New Delhi: The police in Uttar Pradesh's Bulandshahr district have lodged an FIR against two senior officials of Twitter India over the social media platform putting up a distorted map of India.
The FIR was lodged at the Khurja Nagar police station on Monday evening on the basis of a complaint by an office-bearer of right wing Bajrang Dal.
"The world map does not show Ladakh, Jammu and Kashmir as parts of India. This is not a coincidence. This act has hurt the sentiments of Indians, including me," Bajrang Dal's western UP convenor Praveen Bhati said in the complaint.
The FIR names Twitter India MD Manish Maheshwari and News Partnerships Head Amrita Tripathi as accused who have been booked under Indian Penal Code section 505 (2) (public mischief).
According to a PTI report, charges under Information Technology Act section 74 (publication for fraudulent purpose) have also been invoked in the case, in the FIR.
The map that appeared on the "Tweep Life" section of Twitter's website showed J&K and Ladakh outside India. The distorted map was flagged by a Twitter user and has since generated many angry reactions and demands for punishment.
Later, Twitter removed that map on Monday evening. In the past, Twitter had shown Leh as a part of Jammu and Kashmir and Ladakh as a part of China.
"Twitter is confirming by its actions the apprehensions expressed widely in the last few months about its bias towards Indian interests and sensitivities. Twitter's mischievous representation of Indian Map is strongly condemned. Twitter has to follow law of land!" - tweeted BJP leader P Muralidhar Rao.
Earlier, Twitter had flagged "freedom of expression" concerns while responding to the new rules, which include appointing India-based compliance officers.
As it was slow to respond to the government's warnings on complying with the rules, there were questions about Twitter losing legal protection against user-generated content.
On May 31, Twitter told the Delhi High Court that it was appointing Dharmendra Chatur, partner at a law firm that represented Twitter as its interim grievance redressal officer. However, the government said it could not accept the appointment of outsiders to statutory posts.
Yesterday, Dharmendra Chatur quit, weeks after his appointment. Twitter has now appointed its US-bsaed Global Legal Policy Director Jeremy Kessel as the grievance officer for India. The new rules, however, require an Indian resident for the role.
In a series of run-ins with Twitter, the government has also asked the site to remove the "manipulated media" tag from tweets posted by several BJP leaders on an alleged Congress "toolkit".
As Twitter refused to do so, the Delhi Police also served notices, visited its offices in Delhi and Gurgaon, and questioned Twitter India chief Manish Maheshwari in Bengaluru.
Recently, the police in BJP-ruled Uttar Pradesh summoned Mr Maheshwari for failing to stop the spread of a video that allegedly was aimed at inciting religious discord.
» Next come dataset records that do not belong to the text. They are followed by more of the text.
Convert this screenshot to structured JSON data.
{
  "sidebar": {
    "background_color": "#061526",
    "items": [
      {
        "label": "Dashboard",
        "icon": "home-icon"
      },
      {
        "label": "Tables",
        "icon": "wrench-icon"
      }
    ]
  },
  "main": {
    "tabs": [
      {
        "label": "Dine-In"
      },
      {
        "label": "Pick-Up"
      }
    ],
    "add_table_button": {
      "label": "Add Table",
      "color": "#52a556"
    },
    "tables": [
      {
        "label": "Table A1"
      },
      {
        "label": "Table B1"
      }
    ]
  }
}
On Friday, Union IT Minister Ravi Shankar Prasad's Twitter account was briefly locked, allegedly over copyright violations. The minister said he was denied access to his account for more than an hour over complaints that he violated copyright law by posting clips of himself from television debates.